** Opening Information supplied block **

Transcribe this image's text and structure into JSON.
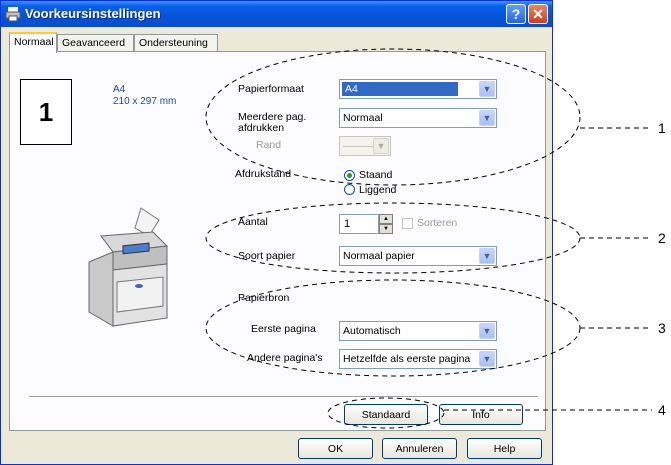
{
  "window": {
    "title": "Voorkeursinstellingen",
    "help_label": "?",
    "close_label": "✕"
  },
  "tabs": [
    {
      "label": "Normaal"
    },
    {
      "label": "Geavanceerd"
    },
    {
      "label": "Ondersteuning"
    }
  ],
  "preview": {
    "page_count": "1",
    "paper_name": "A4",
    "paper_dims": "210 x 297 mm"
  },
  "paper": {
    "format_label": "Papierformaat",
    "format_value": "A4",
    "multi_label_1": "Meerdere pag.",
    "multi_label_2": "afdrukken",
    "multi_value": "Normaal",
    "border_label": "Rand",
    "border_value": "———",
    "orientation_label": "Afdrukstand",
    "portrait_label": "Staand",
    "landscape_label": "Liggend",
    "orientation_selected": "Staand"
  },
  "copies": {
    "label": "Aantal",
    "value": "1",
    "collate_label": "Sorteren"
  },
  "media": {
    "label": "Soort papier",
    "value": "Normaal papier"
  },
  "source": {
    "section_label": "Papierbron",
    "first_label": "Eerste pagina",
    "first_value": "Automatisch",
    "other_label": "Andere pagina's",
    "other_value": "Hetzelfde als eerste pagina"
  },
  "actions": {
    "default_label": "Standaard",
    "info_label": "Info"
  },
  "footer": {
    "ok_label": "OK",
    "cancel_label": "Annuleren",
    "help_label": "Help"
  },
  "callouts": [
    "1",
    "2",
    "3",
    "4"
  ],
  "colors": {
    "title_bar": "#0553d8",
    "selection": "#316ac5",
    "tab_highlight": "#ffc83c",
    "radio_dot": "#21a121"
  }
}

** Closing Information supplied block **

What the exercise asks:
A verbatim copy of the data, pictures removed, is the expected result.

Answer box:
Transcribe this image's text and structure into JSON.
{
  "window": {
    "title": "Voorkeursinstellingen",
    "help_label": "?",
    "close_label": "✕"
  },
  "tabs": [
    {
      "label": "Normaal"
    },
    {
      "label": "Geavanceerd"
    },
    {
      "label": "Ondersteuning"
    }
  ],
  "preview": {
    "page_count": "1",
    "paper_name": "A4",
    "paper_dims": "210 x 297 mm"
  },
  "paper": {
    "format_label": "Papierformaat",
    "format_value": "A4",
    "multi_label_1": "Meerdere pag.",
    "multi_label_2": "afdrukken",
    "multi_value": "Normaal",
    "border_label": "Rand",
    "border_value": "———",
    "orientation_label": "Afdrukstand",
    "portrait_label": "Staand",
    "landscape_label": "Liggend",
    "orientation_selected": "Staand"
  },
  "copies": {
    "label": "Aantal",
    "value": "1",
    "collate_label": "Sorteren"
  },
  "media": {
    "label": "Soort papier",
    "value": "Normaal papier"
  },
  "source": {
    "section_label": "Papierbron",
    "first_label": "Eerste pagina",
    "first_value": "Automatisch",
    "other_label": "Andere pagina's",
    "other_value": "Hetzelfde als eerste pagina"
  },
  "actions": {
    "default_label": "Standaard",
    "info_label": "Info"
  },
  "footer": {
    "ok_label": "OK",
    "cancel_label": "Annuleren",
    "help_label": "Help"
  },
  "callouts": [
    "1",
    "2",
    "3",
    "4"
  ],
  "colors": {
    "title_bar": "#0553d8",
    "selection": "#316ac5",
    "tab_highlight": "#ffc83c",
    "radio_dot": "#21a121"
  }
}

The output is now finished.